Items from an interface collection
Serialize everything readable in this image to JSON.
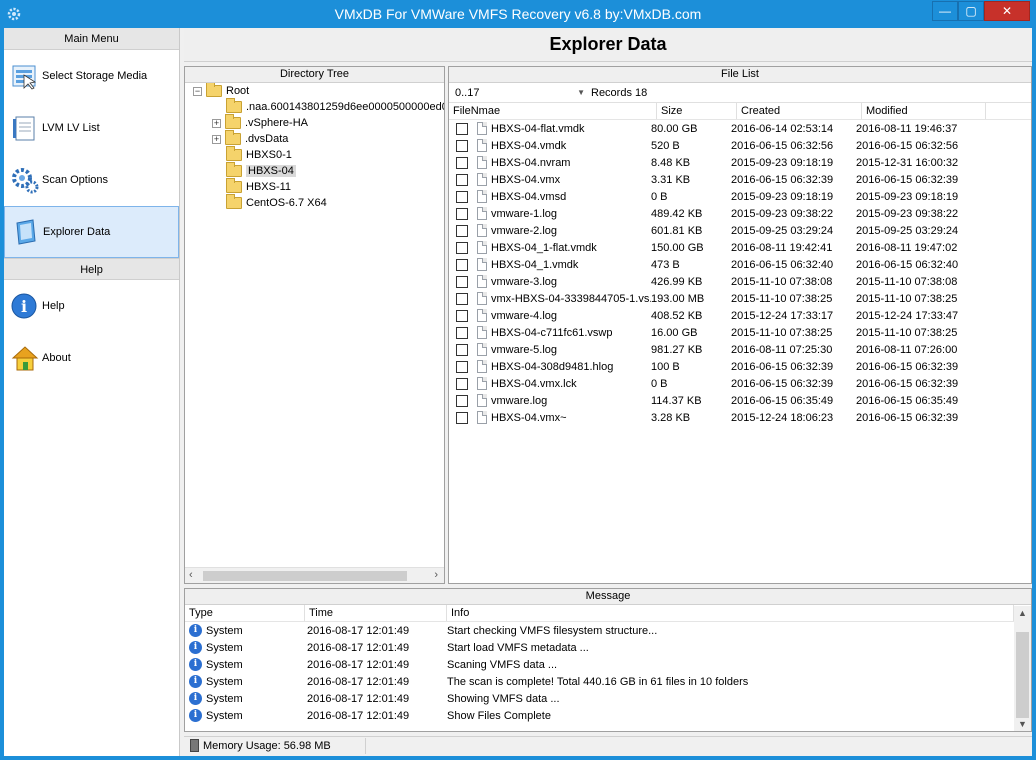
{
  "window": {
    "title": "VMxDB For VMWare VMFS Recovery v6.8 by:VMxDB.com",
    "controls": {
      "minimize": "—",
      "maximize": "▢",
      "close": "✕"
    }
  },
  "sidebar": {
    "main_menu_header": "Main Menu",
    "items": [
      {
        "label": "Select Storage Media",
        "icon": "storage-media-icon"
      },
      {
        "label": "LVM LV List",
        "icon": "lvm-list-icon"
      },
      {
        "label": "Scan Options",
        "icon": "gear-icon"
      },
      {
        "label": "Explorer Data",
        "icon": "explorer-icon",
        "active": true
      }
    ],
    "help_header": "Help",
    "help_items": [
      {
        "label": "Help",
        "icon": "info-icon"
      },
      {
        "label": "About",
        "icon": "home-icon"
      }
    ]
  },
  "page_title": "Explorer Data",
  "directory_tree": {
    "header": "Directory Tree",
    "root": "Root",
    "nodes": [
      {
        "label": ".naa.600143801259d6ee0000500000ed0",
        "expander": ""
      },
      {
        "label": ".vSphere-HA",
        "expander": "+"
      },
      {
        "label": ".dvsData",
        "expander": "+"
      },
      {
        "label": "HBXS0-1",
        "expander": ""
      },
      {
        "label": "HBXS-04",
        "expander": "",
        "selected": true
      },
      {
        "label": "HBXS-11",
        "expander": ""
      },
      {
        "label": "CentOS-6.7 X64",
        "expander": ""
      }
    ]
  },
  "file_list": {
    "header": "File List",
    "range": "0..17",
    "records": "Records 18",
    "columns": [
      "FileNmae",
      "Size",
      "Created",
      "Modified"
    ],
    "rows": [
      [
        "HBXS-04-flat.vmdk",
        "80.00 GB",
        "2016-06-14 02:53:14",
        "2016-08-11 19:46:37"
      ],
      [
        "HBXS-04.vmdk",
        "520 B",
        "2016-06-15 06:32:56",
        "2016-06-15 06:32:56"
      ],
      [
        "HBXS-04.nvram",
        "8.48 KB",
        "2015-09-23 09:18:19",
        "2015-12-31 16:00:32"
      ],
      [
        "HBXS-04.vmx",
        "3.31 KB",
        "2016-06-15 06:32:39",
        "2016-06-15 06:32:39"
      ],
      [
        "HBXS-04.vmsd",
        "0 B",
        "2015-09-23 09:18:19",
        "2015-09-23 09:18:19"
      ],
      [
        "vmware-1.log",
        "489.42 KB",
        "2015-09-23 09:38:22",
        "2015-09-23 09:38:22"
      ],
      [
        "vmware-2.log",
        "601.81 KB",
        "2015-09-25 03:29:24",
        "2015-09-25 03:29:24"
      ],
      [
        "HBXS-04_1-flat.vmdk",
        "150.00 GB",
        "2016-08-11 19:42:41",
        "2016-08-11 19:47:02"
      ],
      [
        "HBXS-04_1.vmdk",
        "473 B",
        "2016-06-15 06:32:40",
        "2016-06-15 06:32:40"
      ],
      [
        "vmware-3.log",
        "426.99 KB",
        "2015-11-10 07:38:08",
        "2015-11-10 07:38:08"
      ],
      [
        "vmx-HBXS-04-3339844705-1.vs...",
        "193.00 MB",
        "2015-11-10 07:38:25",
        "2015-11-10 07:38:25"
      ],
      [
        "vmware-4.log",
        "408.52 KB",
        "2015-12-24 17:33:17",
        "2015-12-24 17:33:47"
      ],
      [
        "HBXS-04-c711fc61.vswp",
        "16.00 GB",
        "2015-11-10 07:38:25",
        "2015-11-10 07:38:25"
      ],
      [
        "vmware-5.log",
        "981.27 KB",
        "2016-08-11 07:25:30",
        "2016-08-11 07:26:00"
      ],
      [
        "HBXS-04-308d9481.hlog",
        "100 B",
        "2016-06-15 06:32:39",
        "2016-06-15 06:32:39"
      ],
      [
        "HBXS-04.vmx.lck",
        "0 B",
        "2016-06-15 06:32:39",
        "2016-06-15 06:32:39"
      ],
      [
        "vmware.log",
        "114.37 KB",
        "2016-06-15 06:35:49",
        "2016-06-15 06:35:49"
      ],
      [
        "HBXS-04.vmx~",
        "3.28 KB",
        "2015-12-24 18:06:23",
        "2016-06-15 06:32:39"
      ]
    ]
  },
  "message": {
    "header": "Message",
    "columns": [
      "Type",
      "Time",
      "Info"
    ],
    "rows": [
      [
        "System",
        "2016-08-17 12:01:49",
        "Start checking VMFS filesystem structure..."
      ],
      [
        "System",
        "2016-08-17 12:01:49",
        "Start load VMFS metadata ..."
      ],
      [
        "System",
        "2016-08-17 12:01:49",
        "Scaning VMFS data ..."
      ],
      [
        "System",
        "2016-08-17 12:01:49",
        "The scan is complete!  Total 440.16 GB  in 61 files in 10 folders"
      ],
      [
        "System",
        "2016-08-17 12:01:49",
        "Showing VMFS data ..."
      ],
      [
        "System",
        "2016-08-17 12:01:49",
        "Show Files Complete"
      ]
    ]
  },
  "status": {
    "memory": "Memory Usage: 56.98 MB"
  },
  "colors": {
    "titlebar": "#1c8fd9",
    "close": "#c7312a",
    "active_item": "#dcebfb"
  }
}
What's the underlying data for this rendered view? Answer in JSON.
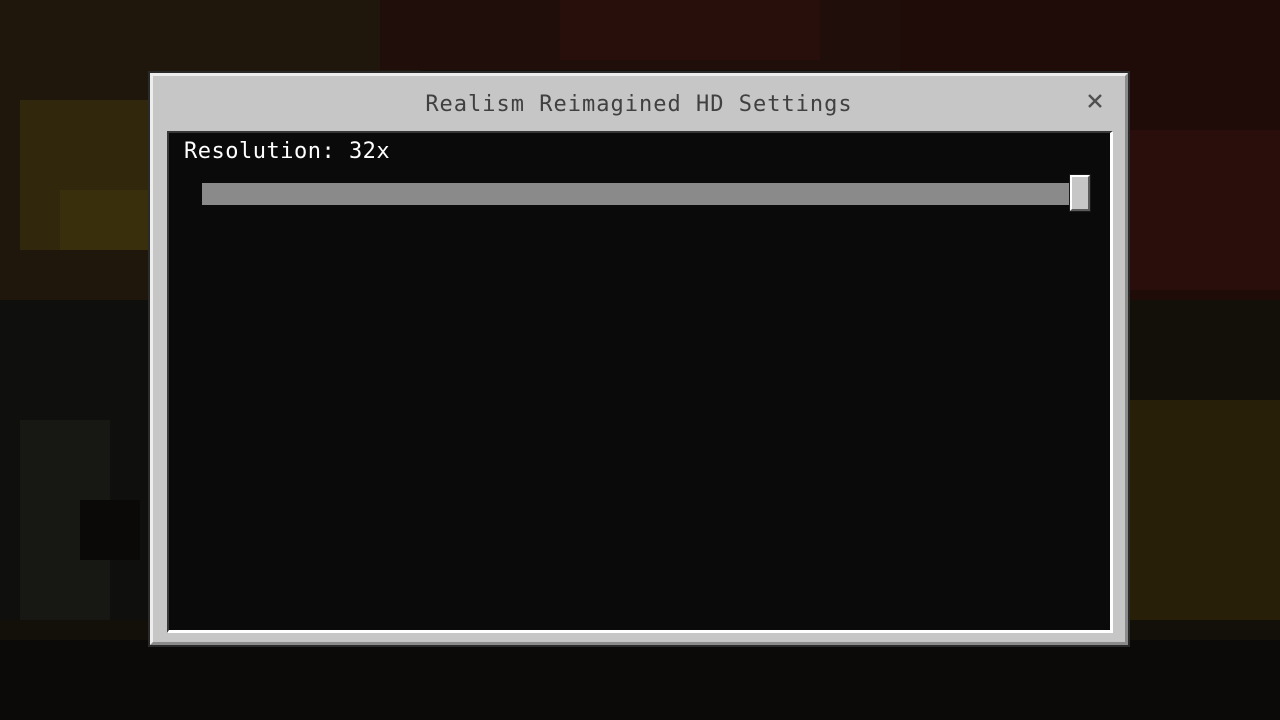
{
  "dialog": {
    "title": "Realism Reimagined HD Settings",
    "close_icon": "close-icon"
  },
  "settings": [
    {
      "label": "Resolution: 32x",
      "control": "slider",
      "value_fraction": 1.0
    }
  ],
  "colors": {
    "dialog_background": "#c6c6c6",
    "panel_background": "#0a0a0a",
    "title_text": "#404040",
    "label_text": "#ffffff",
    "slider_track": "#838383",
    "slider_thumb": "#c6c6c6"
  }
}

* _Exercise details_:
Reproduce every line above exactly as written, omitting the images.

* _Written solution_:
Serialize everything readable in this image to JSON.
{
  "window": {
    "title": "VMxDB For VMWare VMFS Recovery v6.8 by:VMxDB.com",
    "controls": {
      "minimize": "—",
      "maximize": "▢",
      "close": "✕"
    }
  },
  "sidebar": {
    "main_menu_header": "Main Menu",
    "items": [
      {
        "label": "Select Storage Media",
        "icon": "storage-media-icon"
      },
      {
        "label": "LVM LV List",
        "icon": "lvm-list-icon"
      },
      {
        "label": "Scan Options",
        "icon": "gear-icon"
      },
      {
        "label": "Explorer Data",
        "icon": "explorer-icon",
        "active": true
      }
    ],
    "help_header": "Help",
    "help_items": [
      {
        "label": "Help",
        "icon": "info-icon"
      },
      {
        "label": "About",
        "icon": "home-icon"
      }
    ]
  },
  "page_title": "Explorer Data",
  "directory_tree": {
    "header": "Directory Tree",
    "root": "Root",
    "nodes": [
      {
        "label": ".naa.600143801259d6ee0000500000ed0",
        "expander": ""
      },
      {
        "label": ".vSphere-HA",
        "expander": "+"
      },
      {
        "label": ".dvsData",
        "expander": "+"
      },
      {
        "label": "HBXS0-1",
        "expander": ""
      },
      {
        "label": "HBXS-04",
        "expander": "",
        "selected": true
      },
      {
        "label": "HBXS-11",
        "expander": ""
      },
      {
        "label": "CentOS-6.7 X64",
        "expander": ""
      }
    ]
  },
  "file_list": {
    "header": "File List",
    "range": "0..17",
    "records": "Records 18",
    "columns": [
      "FileNmae",
      "Size",
      "Created",
      "Modified"
    ],
    "rows": [
      [
        "HBXS-04-flat.vmdk",
        "80.00 GB",
        "2016-06-14 02:53:14",
        "2016-08-11 19:46:37"
      ],
      [
        "HBXS-04.vmdk",
        "520 B",
        "2016-06-15 06:32:56",
        "2016-06-15 06:32:56"
      ],
      [
        "HBXS-04.nvram",
        "8.48 KB",
        "2015-09-23 09:18:19",
        "2015-12-31 16:00:32"
      ],
      [
        "HBXS-04.vmx",
        "3.31 KB",
        "2016-06-15 06:32:39",
        "2016-06-15 06:32:39"
      ],
      [
        "HBXS-04.vmsd",
        "0 B",
        "2015-09-23 09:18:19",
        "2015-09-23 09:18:19"
      ],
      [
        "vmware-1.log",
        "489.42 KB",
        "2015-09-23 09:38:22",
        "2015-09-23 09:38:22"
      ],
      [
        "vmware-2.log",
        "601.81 KB",
        "2015-09-25 03:29:24",
        "2015-09-25 03:29:24"
      ],
      [
        "HBXS-04_1-flat.vmdk",
        "150.00 GB",
        "2016-08-11 19:42:41",
        "2016-08-11 19:47:02"
      ],
      [
        "HBXS-04_1.vmdk",
        "473 B",
        "2016-06-15 06:32:40",
        "2016-06-15 06:32:40"
      ],
      [
        "vmware-3.log",
        "426.99 KB",
        "2015-11-10 07:38:08",
        "2015-11-10 07:38:08"
      ],
      [
        "vmx-HBXS-04-3339844705-1.vs...",
        "193.00 MB",
        "2015-11-10 07:38:25",
        "2015-11-10 07:38:25"
      ],
      [
        "vmware-4.log",
        "408.52 KB",
        "2015-12-24 17:33:17",
        "2015-12-24 17:33:47"
      ],
      [
        "HBXS-04-c711fc61.vswp",
        "16.00 GB",
        "2015-11-10 07:38:25",
        "2015-11-10 07:38:25"
      ],
      [
        "vmware-5.log",
        "981.27 KB",
        "2016-08-11 07:25:30",
        "2016-08-11 07:26:00"
      ],
      [
        "HBXS-04-308d9481.hlog",
        "100 B",
        "2016-06-15 06:32:39",
        "2016-06-15 06:32:39"
      ],
      [
        "HBXS-04.vmx.lck",
        "0 B",
        "2016-06-15 06:32:39",
        "2016-06-15 06:32:39"
      ],
      [
        "vmware.log",
        "114.37 KB",
        "2016-06-15 06:35:49",
        "2016-06-15 06:35:49"
      ],
      [
        "HBXS-04.vmx~",
        "3.28 KB",
        "2015-12-24 18:06:23",
        "2016-06-15 06:32:39"
      ]
    ]
  },
  "message": {
    "header": "Message",
    "columns": [
      "Type",
      "Time",
      "Info"
    ],
    "rows": [
      [
        "System",
        "2016-08-17 12:01:49",
        "Start checking VMFS filesystem structure..."
      ],
      [
        "System",
        "2016-08-17 12:01:49",
        "Start load VMFS metadata ..."
      ],
      [
        "System",
        "2016-08-17 12:01:49",
        "Scaning VMFS data ..."
      ],
      [
        "System",
        "2016-08-17 12:01:49",
        "The scan is complete!  Total 440.16 GB  in 61 files in 10 folders"
      ],
      [
        "System",
        "2016-08-17 12:01:49",
        "Showing VMFS data ..."
      ],
      [
        "System",
        "2016-08-17 12:01:49",
        "Show Files Complete"
      ]
    ]
  },
  "status": {
    "memory": "Memory Usage: 56.98 MB"
  },
  "colors": {
    "titlebar": "#1c8fd9",
    "close": "#c7312a",
    "active_item": "#dcebfb"
  }
}
What's the underlying data for this rendered view? Answer in JSON.
{
  "dialog": {
    "title": "Realism Reimagined HD Settings",
    "close_icon": "close-icon"
  },
  "settings": [
    {
      "label": "Resolution: 32x",
      "control": "slider",
      "value_fraction": 1.0
    }
  ],
  "colors": {
    "dialog_background": "#c6c6c6",
    "panel_background": "#0a0a0a",
    "title_text": "#404040",
    "label_text": "#ffffff",
    "slider_track": "#838383",
    "slider_thumb": "#c6c6c6"
  }
}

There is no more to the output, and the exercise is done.